“Sometimes we don't even know the person’s name; they could come to us as a John Doe,” Lloyd Swint, assistant director of Cemeteries and Mortuaries for the Denver archdiocese, told CNA June 4.
“We’ll offer prayers for the repose of their souls, for the forgiveness of their sins, their deliverance into the arms of Christ.”
Because Mount Olivet and the Archdiocese mortuary are on the same property, they are able to take part in two ministries; burials of unidentified deceased and funerals and burials for the poor.
For years, the cemetery has provided a final resting place for a large number of Denver's non-veteran poor and homeless population, seeing it as a testament to the dignity of the human person.
One program the archdiocese takes part is known as “Coroner's Rotation,” in which the coroner’s office contacts cemeteries willing to bury unidentified people for a small stipend awarded by the county.
Even though the person is unknown, Swint says the policy of offering prayers for the deceased is still applied.
“What myself or my director or any one of our administrators does is take the same book that’s used for a full funeral and go out to that grave with a bottle of holy water, whether they’re Catholic or not, and we say the same prayers for that person that we would for anyone else.”
He recalled one day during a driving snowstorm in which he offered prayers for an unknown man.
“I was by myself; there was no one else around, just me and the deceased in the casket,” he said. “I didn’t know that person’s name; I just referred to him in the male gender pronouns.”
He was struck by how humbling it was to be present at that man’s burial even though he never knew him in life. “I believe fully that we’ll run into these people again someday in heaven.”
Swint said taking part in the one of the Corporal Works of Mercy of burying the dead is “very important work,” especially for those who are unidentified.
“The program exists to take care of these poor because in God’s eyes, we’re all the same,” he said.
Mount Olivet also offers funerals and burials for those whose families are without the resources to pay for such services.
In this case, the county social services will provide a small stipend – usually about $600 for the cemetery and $900 for the mortuary.

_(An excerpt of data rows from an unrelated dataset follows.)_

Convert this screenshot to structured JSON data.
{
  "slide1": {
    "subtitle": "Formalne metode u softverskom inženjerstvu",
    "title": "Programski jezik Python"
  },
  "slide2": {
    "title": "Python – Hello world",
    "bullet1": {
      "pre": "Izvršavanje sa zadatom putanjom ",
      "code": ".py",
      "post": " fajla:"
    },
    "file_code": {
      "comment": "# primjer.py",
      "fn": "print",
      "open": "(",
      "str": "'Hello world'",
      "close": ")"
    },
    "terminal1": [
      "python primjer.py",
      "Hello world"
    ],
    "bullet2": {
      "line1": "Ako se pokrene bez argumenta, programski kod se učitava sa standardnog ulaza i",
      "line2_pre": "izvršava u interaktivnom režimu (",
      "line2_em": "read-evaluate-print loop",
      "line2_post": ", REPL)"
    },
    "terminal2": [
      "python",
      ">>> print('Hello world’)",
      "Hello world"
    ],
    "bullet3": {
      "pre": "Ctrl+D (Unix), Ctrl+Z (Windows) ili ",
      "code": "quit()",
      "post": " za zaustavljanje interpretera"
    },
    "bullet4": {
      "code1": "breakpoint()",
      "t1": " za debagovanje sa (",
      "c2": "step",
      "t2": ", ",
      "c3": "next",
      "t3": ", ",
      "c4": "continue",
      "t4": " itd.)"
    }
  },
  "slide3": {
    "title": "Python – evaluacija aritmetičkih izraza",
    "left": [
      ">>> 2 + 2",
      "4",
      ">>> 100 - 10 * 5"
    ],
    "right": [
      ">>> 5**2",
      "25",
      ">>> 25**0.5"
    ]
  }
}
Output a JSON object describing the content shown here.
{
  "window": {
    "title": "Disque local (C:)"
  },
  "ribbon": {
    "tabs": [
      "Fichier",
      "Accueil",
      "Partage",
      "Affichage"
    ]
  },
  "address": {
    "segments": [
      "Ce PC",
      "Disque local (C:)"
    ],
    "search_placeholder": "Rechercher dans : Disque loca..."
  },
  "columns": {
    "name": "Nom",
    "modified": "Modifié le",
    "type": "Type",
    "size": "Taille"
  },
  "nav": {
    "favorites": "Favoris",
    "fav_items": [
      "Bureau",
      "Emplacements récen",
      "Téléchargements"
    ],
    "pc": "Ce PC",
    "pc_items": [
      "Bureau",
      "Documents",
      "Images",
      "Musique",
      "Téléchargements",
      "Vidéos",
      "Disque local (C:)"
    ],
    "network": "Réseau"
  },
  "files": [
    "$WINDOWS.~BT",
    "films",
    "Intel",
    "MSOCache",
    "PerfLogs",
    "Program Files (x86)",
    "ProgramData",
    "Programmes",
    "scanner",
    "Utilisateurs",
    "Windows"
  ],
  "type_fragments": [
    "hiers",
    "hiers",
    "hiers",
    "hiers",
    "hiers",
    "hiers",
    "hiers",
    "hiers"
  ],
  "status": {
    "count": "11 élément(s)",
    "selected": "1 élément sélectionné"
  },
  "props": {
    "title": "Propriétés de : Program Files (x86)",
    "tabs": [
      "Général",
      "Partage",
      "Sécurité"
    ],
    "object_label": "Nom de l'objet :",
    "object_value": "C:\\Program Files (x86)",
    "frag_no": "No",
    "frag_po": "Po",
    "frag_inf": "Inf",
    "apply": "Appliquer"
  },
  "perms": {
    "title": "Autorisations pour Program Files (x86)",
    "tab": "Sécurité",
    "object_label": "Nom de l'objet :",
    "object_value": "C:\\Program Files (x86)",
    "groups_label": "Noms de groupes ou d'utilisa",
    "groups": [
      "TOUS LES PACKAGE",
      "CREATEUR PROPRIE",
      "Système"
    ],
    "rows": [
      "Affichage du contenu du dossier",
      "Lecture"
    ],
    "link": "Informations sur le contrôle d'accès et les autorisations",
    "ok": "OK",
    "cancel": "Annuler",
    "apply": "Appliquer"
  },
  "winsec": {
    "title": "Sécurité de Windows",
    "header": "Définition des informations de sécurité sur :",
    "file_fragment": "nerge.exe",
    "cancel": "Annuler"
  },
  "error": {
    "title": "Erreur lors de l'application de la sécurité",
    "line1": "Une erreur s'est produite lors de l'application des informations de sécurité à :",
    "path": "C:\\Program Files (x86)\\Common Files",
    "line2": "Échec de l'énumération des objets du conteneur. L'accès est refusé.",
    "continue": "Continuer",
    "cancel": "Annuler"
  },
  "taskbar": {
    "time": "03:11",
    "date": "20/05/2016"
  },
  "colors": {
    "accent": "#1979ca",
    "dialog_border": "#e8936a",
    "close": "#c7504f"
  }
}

“Everyone is afforded the same level of service regardless of their ability to pay,” Swint said. “If they can pay, we expect them to do that because we have to cover our costs, of course, and keep our doors open, but we don’t discriminate or check people’s wallets.”
The Archdiocese of Denver Mortuary was established in 1981 and sits on the grounds of Mount Olivet Cemetery which has served as Denver’s Catholic cemetery since 1892.
At the Archdiocese of Denver's Mount Olivet Cemetery, no person is buried without prayers being said over them – even those whose identities are a mystery.
Human dignity, Burial